|By Mark Carreau|
|HOUSTON — NASA and the Russian Federal Space Agency on March 14 signed a two-year, $753 million agreement extending the purchase of Soyuz spacecraft for the transportation of U.S., European, Japanese and Canadian astronauts to the International Space Station through June 2016.
The agreement includes transportation for 12 astronauts, at a per-passenger cost of $62.75 million, up from the $55.8 million it will pay per seat for six trips in 2013-14. Under the current agreement, NASA is paying $51 million per astronaut for transportation on the venerable three-seat capsule.
NASA turned to the Russians for regular launches to the station following the 2003 Columbia tragedy. George W. Bush administration policy called for the shuttle’s approaching retirement. President Obama has called on NASA to foster a U.S. commercial space transportation industry as part of a strategy to grow the U.S. economy and stimulate job creation.
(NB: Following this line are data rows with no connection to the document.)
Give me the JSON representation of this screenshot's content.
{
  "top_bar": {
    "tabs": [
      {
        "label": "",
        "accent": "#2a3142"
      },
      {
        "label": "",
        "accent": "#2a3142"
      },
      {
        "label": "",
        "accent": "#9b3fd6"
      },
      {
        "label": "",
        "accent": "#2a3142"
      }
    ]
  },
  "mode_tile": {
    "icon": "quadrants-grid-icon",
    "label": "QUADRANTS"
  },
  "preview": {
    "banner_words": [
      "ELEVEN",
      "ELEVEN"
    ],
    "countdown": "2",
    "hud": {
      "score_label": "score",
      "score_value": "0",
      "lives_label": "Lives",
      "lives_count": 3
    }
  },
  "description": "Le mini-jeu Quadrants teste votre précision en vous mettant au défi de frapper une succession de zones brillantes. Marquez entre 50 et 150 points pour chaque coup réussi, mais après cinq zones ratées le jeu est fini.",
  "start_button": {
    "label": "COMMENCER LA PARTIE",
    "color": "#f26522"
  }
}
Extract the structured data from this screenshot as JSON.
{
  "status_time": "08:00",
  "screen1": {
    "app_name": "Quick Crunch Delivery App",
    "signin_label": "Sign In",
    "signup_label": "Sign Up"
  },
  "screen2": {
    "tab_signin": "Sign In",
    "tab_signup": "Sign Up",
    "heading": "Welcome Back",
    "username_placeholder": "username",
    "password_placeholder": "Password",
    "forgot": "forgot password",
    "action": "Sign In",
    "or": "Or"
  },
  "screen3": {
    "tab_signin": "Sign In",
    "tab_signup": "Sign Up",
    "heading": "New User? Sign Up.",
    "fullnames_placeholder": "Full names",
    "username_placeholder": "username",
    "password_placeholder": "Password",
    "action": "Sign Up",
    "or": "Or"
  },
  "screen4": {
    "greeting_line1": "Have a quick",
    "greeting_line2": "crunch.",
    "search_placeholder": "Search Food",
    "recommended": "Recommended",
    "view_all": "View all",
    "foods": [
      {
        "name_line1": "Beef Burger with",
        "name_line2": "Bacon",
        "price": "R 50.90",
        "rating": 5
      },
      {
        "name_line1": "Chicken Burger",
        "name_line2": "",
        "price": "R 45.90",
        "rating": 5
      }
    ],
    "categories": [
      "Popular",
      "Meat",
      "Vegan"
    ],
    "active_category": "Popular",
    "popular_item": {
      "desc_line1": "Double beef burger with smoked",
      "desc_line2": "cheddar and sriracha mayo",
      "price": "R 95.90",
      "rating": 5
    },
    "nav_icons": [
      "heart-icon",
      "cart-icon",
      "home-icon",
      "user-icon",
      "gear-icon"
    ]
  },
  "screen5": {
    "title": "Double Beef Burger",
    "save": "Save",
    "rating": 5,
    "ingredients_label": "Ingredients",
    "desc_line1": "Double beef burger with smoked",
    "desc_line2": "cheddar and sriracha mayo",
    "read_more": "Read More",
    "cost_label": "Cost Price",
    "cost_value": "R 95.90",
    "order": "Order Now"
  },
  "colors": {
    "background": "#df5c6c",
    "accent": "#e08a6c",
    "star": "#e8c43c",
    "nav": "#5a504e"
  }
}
The strength of congressional commitment to the strategy remains in doubt, as does the date that commercial space taxis could begin launching astronauts.
The latest agreement includes two launches in 2014 and 2015 as well as the return of one six-month mission in mid-2016.
In addition to crew training and use of the Soyuz spacecraft as station lifeboats, the new agreement includes some cargo services, 110 lb. per seat on ascent, 37 lb. on descent.
Soyuz landing photo: NASA